When a line of the entries contains "title", please list that line.

=====

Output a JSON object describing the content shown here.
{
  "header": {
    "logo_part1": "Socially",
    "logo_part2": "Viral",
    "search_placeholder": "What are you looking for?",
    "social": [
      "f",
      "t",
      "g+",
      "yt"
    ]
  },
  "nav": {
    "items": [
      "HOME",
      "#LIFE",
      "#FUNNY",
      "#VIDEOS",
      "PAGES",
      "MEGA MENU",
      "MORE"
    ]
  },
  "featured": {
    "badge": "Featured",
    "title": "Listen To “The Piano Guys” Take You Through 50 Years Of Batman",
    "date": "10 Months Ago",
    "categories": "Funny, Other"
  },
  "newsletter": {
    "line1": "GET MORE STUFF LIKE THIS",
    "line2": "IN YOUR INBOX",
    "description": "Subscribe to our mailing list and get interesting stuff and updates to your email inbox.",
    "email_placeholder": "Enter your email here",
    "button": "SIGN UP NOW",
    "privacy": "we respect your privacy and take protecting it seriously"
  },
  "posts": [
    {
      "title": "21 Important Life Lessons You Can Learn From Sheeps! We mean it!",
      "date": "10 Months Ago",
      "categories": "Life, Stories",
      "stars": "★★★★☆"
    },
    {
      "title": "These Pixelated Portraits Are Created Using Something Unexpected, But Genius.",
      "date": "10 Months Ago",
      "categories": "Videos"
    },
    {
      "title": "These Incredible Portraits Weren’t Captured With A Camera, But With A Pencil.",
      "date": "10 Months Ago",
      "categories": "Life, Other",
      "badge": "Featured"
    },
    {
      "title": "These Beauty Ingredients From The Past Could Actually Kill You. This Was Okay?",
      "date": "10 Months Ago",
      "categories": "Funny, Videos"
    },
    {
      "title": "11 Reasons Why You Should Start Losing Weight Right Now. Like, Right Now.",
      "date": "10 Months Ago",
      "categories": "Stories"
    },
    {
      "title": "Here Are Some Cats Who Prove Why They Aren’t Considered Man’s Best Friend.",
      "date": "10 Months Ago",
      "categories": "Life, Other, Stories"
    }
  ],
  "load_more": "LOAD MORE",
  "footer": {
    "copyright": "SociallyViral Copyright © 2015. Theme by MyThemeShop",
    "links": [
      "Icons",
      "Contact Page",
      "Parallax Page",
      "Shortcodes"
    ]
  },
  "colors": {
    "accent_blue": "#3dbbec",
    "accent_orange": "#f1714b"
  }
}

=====

COMPLETED TASK =>
    "title": "Listen To “The Piano Guys” Take You Through 50 Years Of Batman",
      "title": "21 Important Life Lessons You Can Learn From Sheeps! We mean it!",
      "title": "These Pixelated Portraits Are Created Using Something Unexpected, But Genius.",
      "title": "These Incredible Portraits Weren’t Captured With A Camera, But With A Pencil.",
      "title": "These Beauty Ingredients From The Past Could Actually Kill You. This Was Okay?",
      "title": "11 Reasons Why You Should Start Losing Weight Right Now. Like, Right Now.",
      "title": "Here Are Some Cats Who Prove Why They Aren’t Considered Man’s Best Friend.",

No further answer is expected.